We’re all in the little guy’s car on Belswain’s Lane when Ian tells me his dad is in Broadmoor, prison for the criminally insane. I tell him I was born a bastard and we are poor. Ian counters, “But you’re rich in looks.” And I am like, man!
So we fall in love. He’s thirteen like me and looks like an angel and is going to be a playwright when he grows up. I love his hands. In the pub he talks about books with my mother. We discuss, seriously, names to give our future children. His mother Mae is a joyful drunk, fat and sexy in a tight flower dress, always coughing and laughing. She and my mother light up cigarettes with great animal sighs. My mother says she is from Scotland. So Ian is, too. After the little guy breaks it off with Mae, that’s where she and Ian disappear back to. (more…)
Portrait of a Young Woman During Quarantine
By Darcy Casey
Ten at night and the woman’s stomach rumbles; sleep is impossible when her insides have so much to say. She turns under her blankets, a crocodile rolling in a kill’s final moments, but nothing dies except her resolve. She peels the ruined blankets from her body, careful not to wake her husband. From her guts rises a more insistent growl. The stomach, itself a cavernous brain, knows where she is going and is glad. She walks and, reflecting on the day, is pleased to realize she has not eaten a full meal. But wait: can this be true? She considers. It is true. (more…)

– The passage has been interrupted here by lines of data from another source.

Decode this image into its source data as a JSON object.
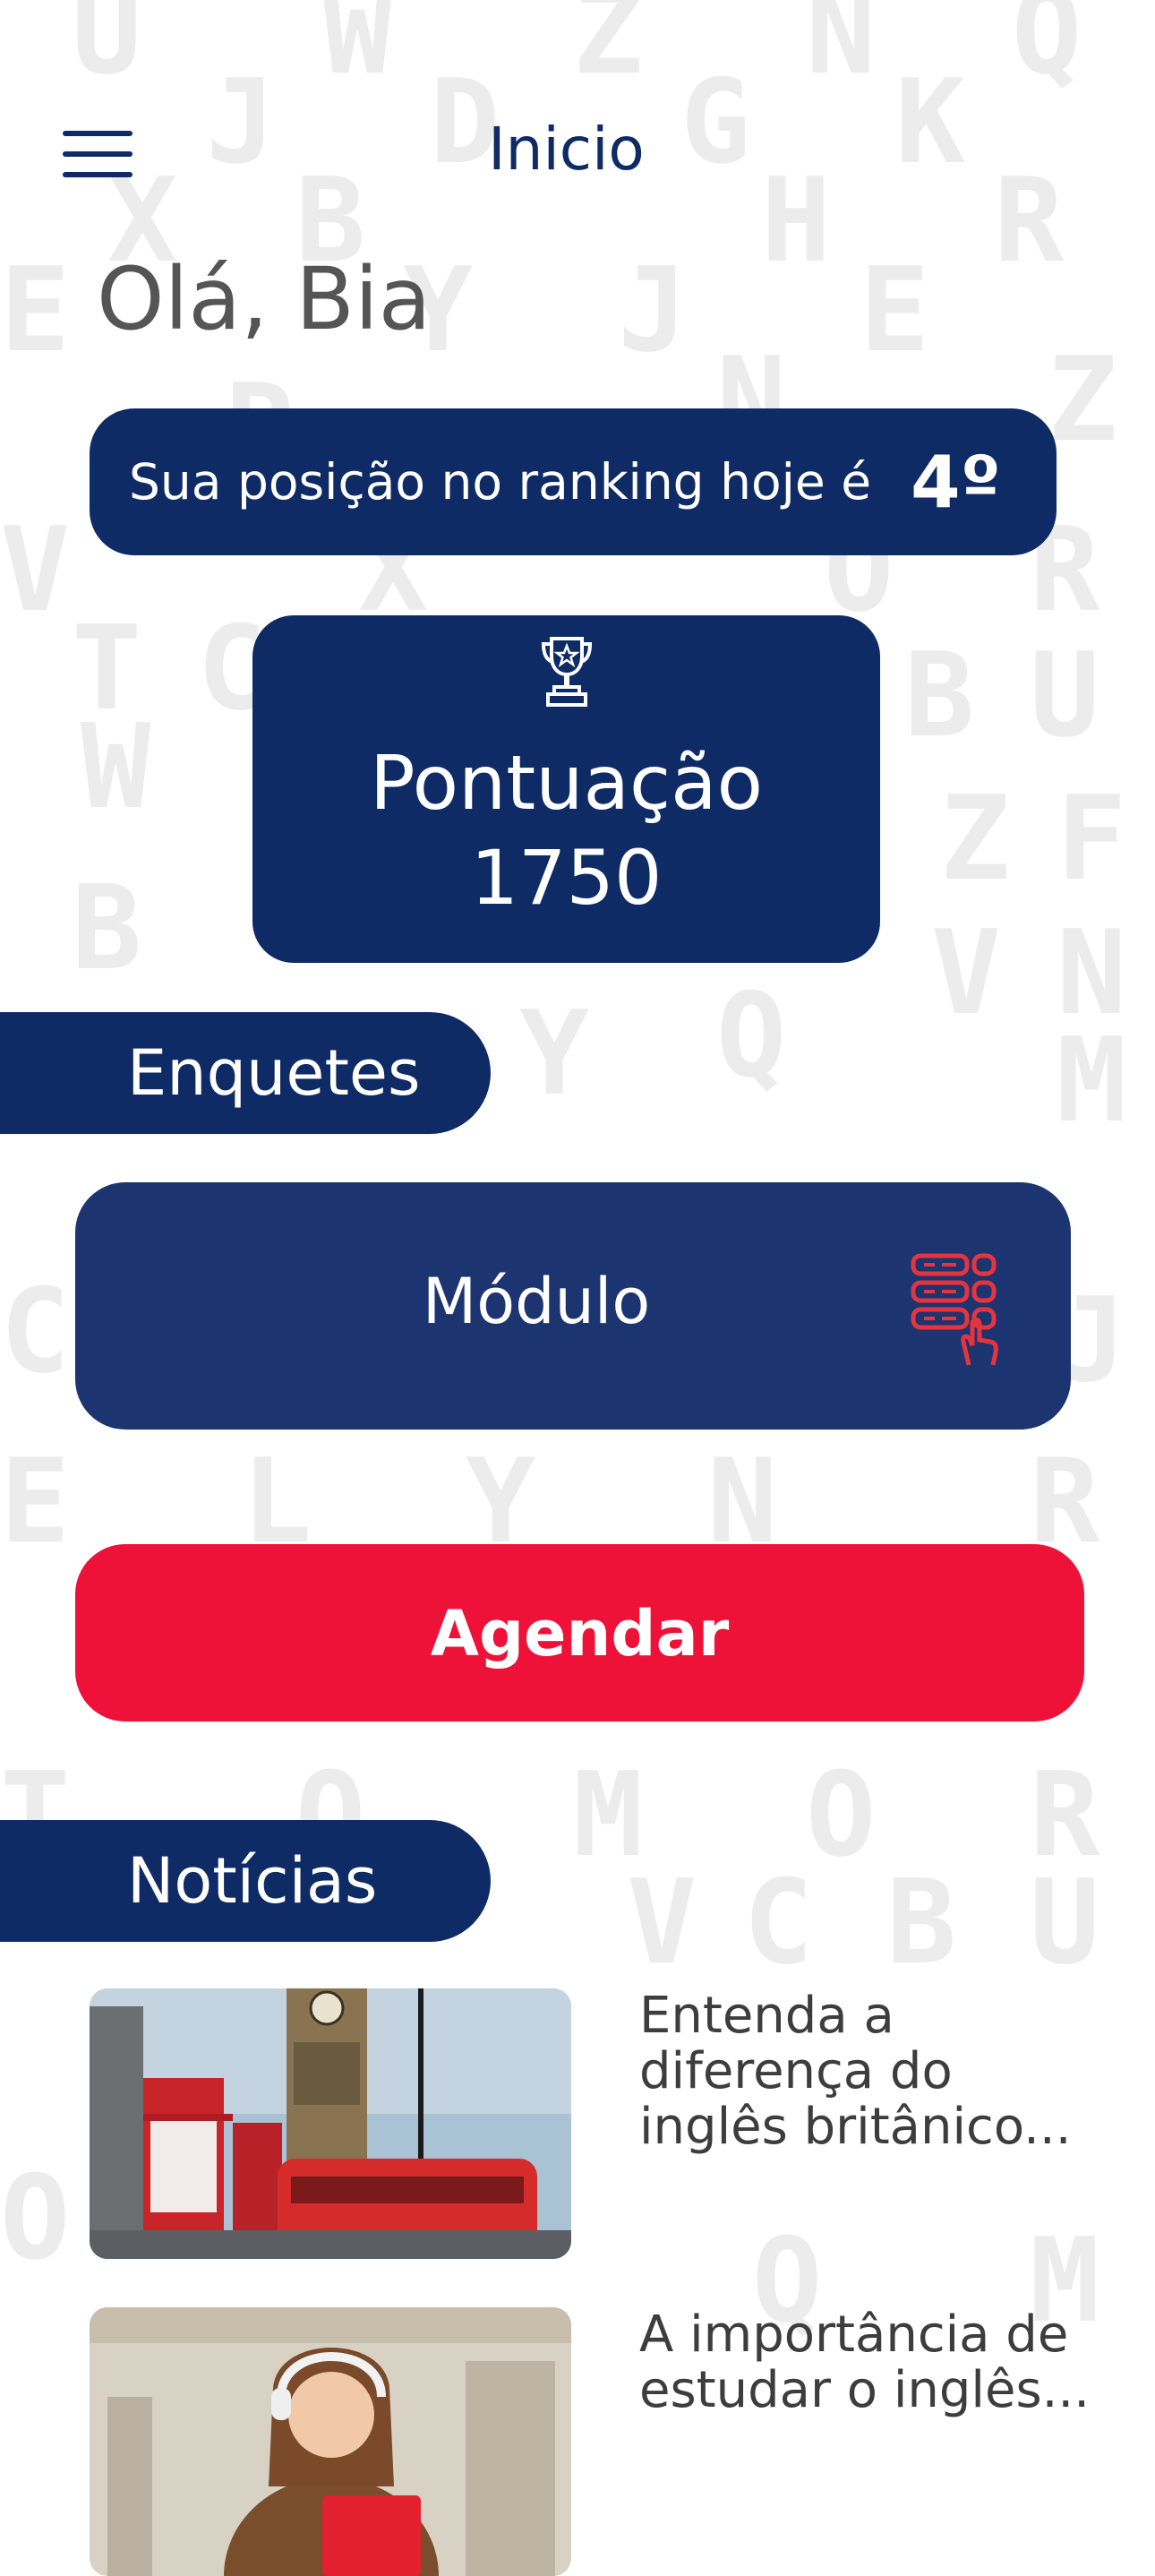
{
  "header": {
    "title": "Inicio",
    "menu_icon": "hamburger-menu-icon"
  },
  "greeting": "Olá, Bia",
  "ranking": {
    "text": "Sua posição no ranking hoje é",
    "position": "4º"
  },
  "score": {
    "icon": "trophy-icon",
    "label": "Pontuação",
    "value": "1750"
  },
  "sections": {
    "polls": "Enquetes",
    "news": "Notícias"
  },
  "module": {
    "label": "Módulo",
    "icon": "module-select-icon"
  },
  "schedule_button": "Agendar",
  "news": [
    {
      "title": "Entenda a diferença do inglês britânico..."
    },
    {
      "title": "A importância de estudar o inglês..."
    }
  ],
  "colors": {
    "navy": "#0f2b66",
    "module_navy": "#1c3470",
    "red": "#ee1138",
    "icon_red": "#e5343e"
  }
}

Michel waters the plants in rotations. He starts with the tillandsias hanging in the copper-wire cages, then the oreganos and vanilla orchids near the south-facing window, then the begonia on the dining room table. The succulents need to be split, and the philodendrons need more sunlight. His hands are too weak to lift the watering pot; instead, he uses a wine glass like I showed him. It’s a small task to strengthen his muscles. “How are you doing?” His movements are slight and slow, but he smiles. “Well,” he says. I’m afraid to press him further. I leave him to water, then I peel the sweet potatoes for dinner. (more…)
For a $10 donation, you can order a print copy of the Hunger anthology featuring the editors’ “best of” choices from the BFF first five-year archives. Contact us at email@example.com to order your copy.

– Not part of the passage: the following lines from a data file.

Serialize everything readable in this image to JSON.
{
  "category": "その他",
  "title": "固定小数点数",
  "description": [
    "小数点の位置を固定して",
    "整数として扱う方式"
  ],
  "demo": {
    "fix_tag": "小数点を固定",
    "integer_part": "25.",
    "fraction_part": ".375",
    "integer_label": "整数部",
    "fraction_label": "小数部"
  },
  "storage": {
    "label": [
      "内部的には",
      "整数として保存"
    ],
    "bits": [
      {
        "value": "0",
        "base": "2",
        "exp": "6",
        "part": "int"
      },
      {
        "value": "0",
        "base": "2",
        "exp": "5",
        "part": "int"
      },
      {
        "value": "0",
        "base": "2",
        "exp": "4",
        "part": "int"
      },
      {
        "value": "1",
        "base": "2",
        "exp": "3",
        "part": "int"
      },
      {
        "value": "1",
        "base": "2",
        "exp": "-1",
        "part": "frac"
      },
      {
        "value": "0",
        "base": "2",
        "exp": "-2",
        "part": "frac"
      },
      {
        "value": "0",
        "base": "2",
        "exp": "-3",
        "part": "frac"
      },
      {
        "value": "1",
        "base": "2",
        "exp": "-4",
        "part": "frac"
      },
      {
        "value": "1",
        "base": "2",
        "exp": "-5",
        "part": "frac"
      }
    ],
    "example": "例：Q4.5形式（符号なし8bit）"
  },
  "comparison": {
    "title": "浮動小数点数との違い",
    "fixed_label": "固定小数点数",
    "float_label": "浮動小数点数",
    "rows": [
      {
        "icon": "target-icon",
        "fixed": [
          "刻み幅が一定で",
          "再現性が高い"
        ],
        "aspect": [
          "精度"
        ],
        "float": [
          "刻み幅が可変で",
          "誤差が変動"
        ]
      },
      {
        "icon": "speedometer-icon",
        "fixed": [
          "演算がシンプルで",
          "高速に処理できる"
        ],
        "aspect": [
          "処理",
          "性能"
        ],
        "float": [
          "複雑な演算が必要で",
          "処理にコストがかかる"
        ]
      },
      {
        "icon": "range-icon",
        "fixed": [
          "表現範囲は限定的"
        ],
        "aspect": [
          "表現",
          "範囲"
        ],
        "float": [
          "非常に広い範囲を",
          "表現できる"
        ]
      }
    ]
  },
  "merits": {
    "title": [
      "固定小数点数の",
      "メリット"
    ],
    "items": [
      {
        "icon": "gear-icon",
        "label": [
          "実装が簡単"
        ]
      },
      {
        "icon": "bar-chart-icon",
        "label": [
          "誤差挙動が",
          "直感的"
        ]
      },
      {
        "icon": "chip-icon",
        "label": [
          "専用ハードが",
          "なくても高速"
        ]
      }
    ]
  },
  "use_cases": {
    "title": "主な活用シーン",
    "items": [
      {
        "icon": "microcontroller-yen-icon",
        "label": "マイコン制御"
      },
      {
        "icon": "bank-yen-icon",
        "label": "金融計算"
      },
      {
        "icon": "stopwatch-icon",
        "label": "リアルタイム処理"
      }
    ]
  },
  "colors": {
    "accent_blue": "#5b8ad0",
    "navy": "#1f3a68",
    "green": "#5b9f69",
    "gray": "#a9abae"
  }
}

BFF is a 501(c)(3) non-profit organization. The online journal is entering its sixth year of publication and donations made on our website enable us to provide publication opportunities for writers without fees.

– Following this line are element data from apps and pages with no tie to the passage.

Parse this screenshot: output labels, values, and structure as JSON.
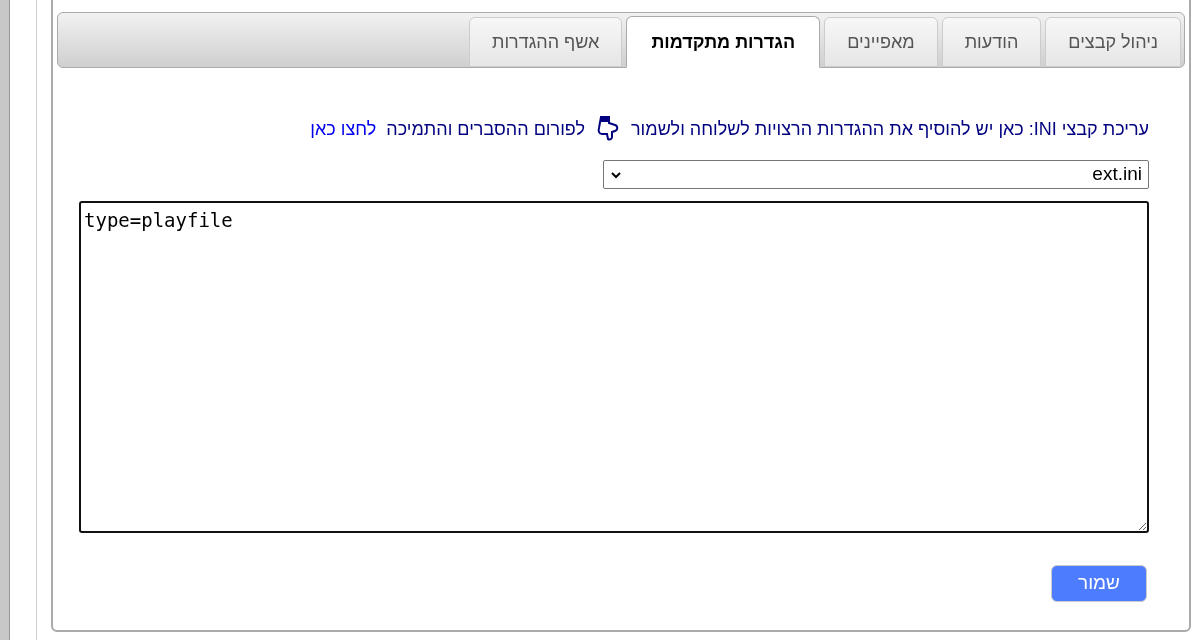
{
  "tabs": [
    {
      "label": "ניהול קבצים",
      "selected": false
    },
    {
      "label": "הודעות",
      "selected": false
    },
    {
      "label": "מאפיינים",
      "selected": false
    },
    {
      "label": "הגדרות מתקדמות",
      "selected": true
    },
    {
      "label": "אשף ההגדרות",
      "selected": false
    }
  ],
  "instruction": "עריכת קבצי INI: כאן יש להוסיף את ההגדרות הרצויות לשלוחה ולשמור",
  "forum_text": "לפורום ההסברים והתמיכה",
  "forum_link": "לחצו כאן",
  "file_select": {
    "value": "ext.ini"
  },
  "editor": {
    "value": "type=playfile"
  },
  "save_button": "שמור"
}
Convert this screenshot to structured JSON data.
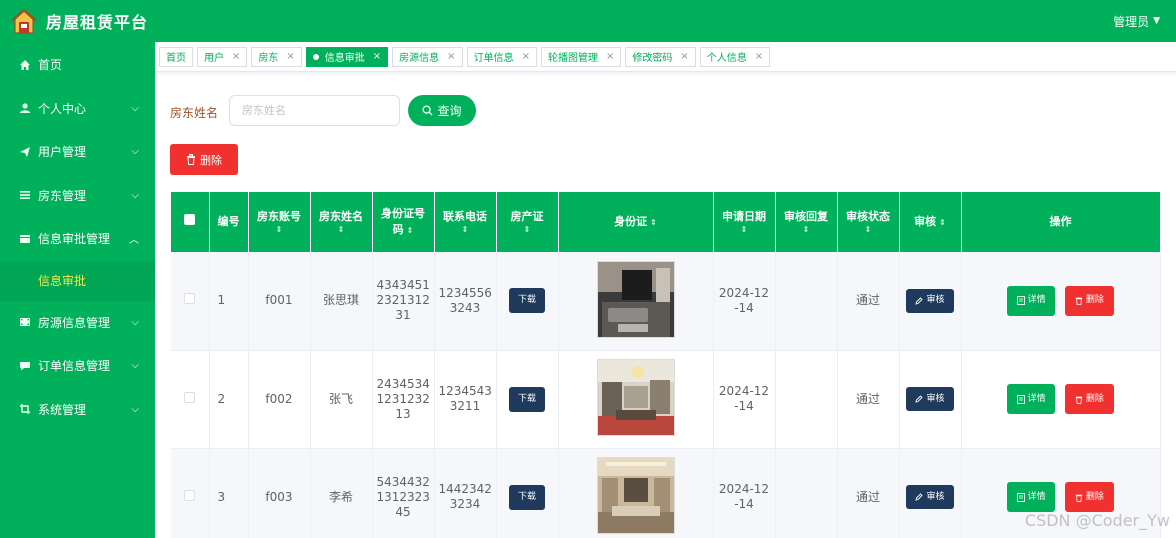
{
  "header": {
    "brand": "房屋租赁平台",
    "user": "管理员",
    "brand_color": "#00b05a"
  },
  "sidebar": {
    "items": [
      {
        "label": "首页",
        "icon": "home-icon",
        "has_arrow": false
      },
      {
        "label": "个人中心",
        "icon": "user-icon",
        "has_arrow": true
      },
      {
        "label": "用户管理",
        "icon": "send-icon",
        "has_arrow": true
      },
      {
        "label": "房东管理",
        "icon": "list-icon",
        "has_arrow": true
      },
      {
        "label": "信息审批管理",
        "icon": "folder-icon",
        "has_arrow": true,
        "expanded": true
      },
      {
        "label": "房源信息管理",
        "icon": "film-icon",
        "has_arrow": true
      },
      {
        "label": "订单信息管理",
        "icon": "chat-icon",
        "has_arrow": true
      },
      {
        "label": "系统管理",
        "icon": "crop-icon",
        "has_arrow": true
      }
    ],
    "submenu_active": "信息审批"
  },
  "tabs": [
    {
      "label": "首页",
      "closable": false,
      "active": false
    },
    {
      "label": "用户",
      "closable": true,
      "active": false
    },
    {
      "label": "房东",
      "closable": true,
      "active": false
    },
    {
      "label": "信息审批",
      "closable": true,
      "active": true
    },
    {
      "label": "房源信息",
      "closable": true,
      "active": false
    },
    {
      "label": "订单信息",
      "closable": true,
      "active": false
    },
    {
      "label": "轮播图管理",
      "closable": true,
      "active": false
    },
    {
      "label": "修改密码",
      "closable": true,
      "active": false
    },
    {
      "label": "个人信息",
      "closable": true,
      "active": false
    }
  ],
  "search": {
    "label": "房东姓名",
    "placeholder": "房东姓名",
    "button": "查询"
  },
  "toolbar": {
    "delete_label": "删除"
  },
  "table": {
    "columns": [
      "编号",
      "房东账号",
      "房东姓名",
      "身份证号码",
      "联系电话",
      "房产证",
      "身份证",
      "申请日期",
      "审核回复",
      "审核状态",
      "审核",
      "操作"
    ],
    "rows": [
      {
        "no": "1",
        "account": "f001",
        "name": "张思琪",
        "idcard": "434345123213 1231",
        "idcard_lines": [
          "4343451",
          "2321312",
          "31"
        ],
        "phone_lines": [
          "1234556",
          "3243"
        ],
        "cert_btn": "下载",
        "date_lines": [
          "2024-12",
          "-14"
        ],
        "reply": "",
        "status": "通过",
        "audit_btn": "审核",
        "detail_btn": "详情",
        "delete_btn": "删除"
      },
      {
        "no": "2",
        "account": "f002",
        "name": "张飞",
        "idcard_lines": [
          "2434534",
          "1231232",
          "13"
        ],
        "phone_lines": [
          "1234543",
          "3211"
        ],
        "cert_btn": "下载",
        "date_lines": [
          "2024-12",
          "-14"
        ],
        "reply": "",
        "status": "通过",
        "audit_btn": "审核",
        "detail_btn": "详情",
        "delete_btn": "删除"
      },
      {
        "no": "3",
        "account": "f003",
        "name": "李希",
        "idcard_lines": [
          "5434432",
          "1312323",
          "45"
        ],
        "phone_lines": [
          "1442342",
          "3234"
        ],
        "cert_btn": "下载",
        "date_lines": [
          "2024-12",
          "-14"
        ],
        "reply": "",
        "status": "通过",
        "audit_btn": "审核",
        "detail_btn": "详情",
        "delete_btn": "删除"
      }
    ]
  },
  "watermark": "CSDN @Coder_Yw"
}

Thank you to everyone who donated in 2019. We are deeply grateful for your support.
There’s a funny smell around Register 8 and none of the cashiers want to use it, but it’s Saturday, a couple of weeks before Christmas, and Maggie is stuck there.
Maggie is the cutest girl in Marshalls, and she worries people will think that she is the source of the smell. This is preposterous. The sight of her in the break room makes me think, unaccountably, of vanilla extract, of cakes leavening behind the little window of my grandmother’s oven.
A men’s wear price check comes over the PA, and because I’m in the pants section, I’m able to make it to the register more quickly than Adam, who is over in the dress shirts, straightening the rows. Adam has been hitting on Maggie ever since he got hired for the Christmas rush. Maggie and I are year-rounders, and the first thing I check on the schedule each week is when our times will overlap. To take a belt or a fleece jacket from her hand means the possibility of contact, of rapture. (more…)
I was sitting in class staring at Mr. Takashi writing algebra in big loopy lettering on the chalkboard when the bomb landed. He was wearing a short-sleeved white cotton shirt with black slacks that billowed around his skinny legs and a pair of black-rimmed glasses that perched on the bridge of his rubbery nose.
I’m not sure why I can remember him so vividly now. It was just an ordinary school day and me and my thirty or so classmates had no idea when we filed into trigonometry that morning that this day would change our lives.
But somehow every minute detail of that day is seared into my memory, like it’s a part of me and I’m a part of it. And so my life became divided in two—those childhood days that came before the bomb and the days that marched onwards defiantly after. The bomb itself is somehow outside of my life now, like a break in a paragraph, instead of a chapter in itself. (more…)